**** DATA SHOWN
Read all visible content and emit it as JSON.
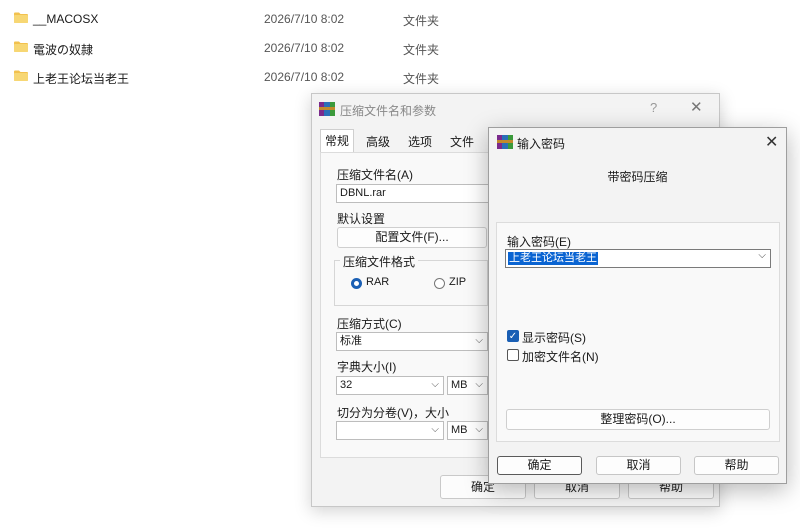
{
  "files": [
    {
      "name": "__MACOSX",
      "date": "2026/7/10 8:02",
      "type": "文件夹"
    },
    {
      "name": "電波の奴隷",
      "date": "2026/7/10 8:02",
      "type": "文件夹"
    },
    {
      "name": "上老王论坛当老王",
      "date": "2026/7/10 8:02",
      "type": "文件夹"
    }
  ],
  "archive_dialog": {
    "title": "压缩文件名和参数",
    "help_label": "?",
    "close_label": "✕",
    "tabs": [
      "常规",
      "高级",
      "选项",
      "文件"
    ],
    "archive_name_label": "压缩文件名(A)",
    "archive_name_value": "DBNL.rar",
    "default_settings_label": "默认设置",
    "profiles_button": "配置文件(F)...",
    "format_group_label": "压缩文件格式",
    "format_rar": "RAR",
    "format_zip": "ZIP",
    "method_label": "压缩方式(C)",
    "method_value": "标准",
    "dict_label": "字典大小(I)",
    "dict_value": "32",
    "dict_unit": "MB",
    "split_label": "切分为分卷(V)，大小",
    "split_value": "",
    "split_unit": "MB",
    "ok_button": "确定",
    "cancel_button": "取消",
    "help_button": "帮助"
  },
  "password_dialog": {
    "title": "输入密码",
    "close_label": "✕",
    "heading": "带密码压缩",
    "password_label": "输入密码(E)",
    "password_value": "上老王论坛当老王",
    "show_password_label": "显示密码(S)",
    "show_password_checked": true,
    "encrypt_names_label": "加密文件名(N)",
    "encrypt_names_checked": false,
    "organize_button": "整理密码(O)...",
    "ok_button": "确定",
    "cancel_button": "取消",
    "help_button": "帮助"
  },
  "colors": {
    "folder": "#f2c14e",
    "accent": "#1a5fb4",
    "selection": "#0a64d2"
  }
}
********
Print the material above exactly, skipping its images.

RESPONSE FOR THIS EXERCISE =>
Read all visible content and emit it as JSON.
{
  "files": [
    {
      "name": "__MACOSX",
      "date": "2026/7/10 8:02",
      "type": "文件夹"
    },
    {
      "name": "電波の奴隷",
      "date": "2026/7/10 8:02",
      "type": "文件夹"
    },
    {
      "name": "上老王论坛当老王",
      "date": "2026/7/10 8:02",
      "type": "文件夹"
    }
  ],
  "archive_dialog": {
    "title": "压缩文件名和参数",
    "help_label": "?",
    "close_label": "✕",
    "tabs": [
      "常规",
      "高级",
      "选项",
      "文件"
    ],
    "archive_name_label": "压缩文件名(A)",
    "archive_name_value": "DBNL.rar",
    "default_settings_label": "默认设置",
    "profiles_button": "配置文件(F)...",
    "format_group_label": "压缩文件格式",
    "format_rar": "RAR",
    "format_zip": "ZIP",
    "method_label": "压缩方式(C)",
    "method_value": "标准",
    "dict_label": "字典大小(I)",
    "dict_value": "32",
    "dict_unit": "MB",
    "split_label": "切分为分卷(V)，大小",
    "split_value": "",
    "split_unit": "MB",
    "ok_button": "确定",
    "cancel_button": "取消",
    "help_button": "帮助"
  },
  "password_dialog": {
    "title": "输入密码",
    "close_label": "✕",
    "heading": "带密码压缩",
    "password_label": "输入密码(E)",
    "password_value": "上老王论坛当老王",
    "show_password_label": "显示密码(S)",
    "show_password_checked": true,
    "encrypt_names_label": "加密文件名(N)",
    "encrypt_names_checked": false,
    "organize_button": "整理密码(O)...",
    "ok_button": "确定",
    "cancel_button": "取消",
    "help_button": "帮助"
  },
  "colors": {
    "folder": "#f2c14e",
    "accent": "#1a5fb4",
    "selection": "#0a64d2"
  }
}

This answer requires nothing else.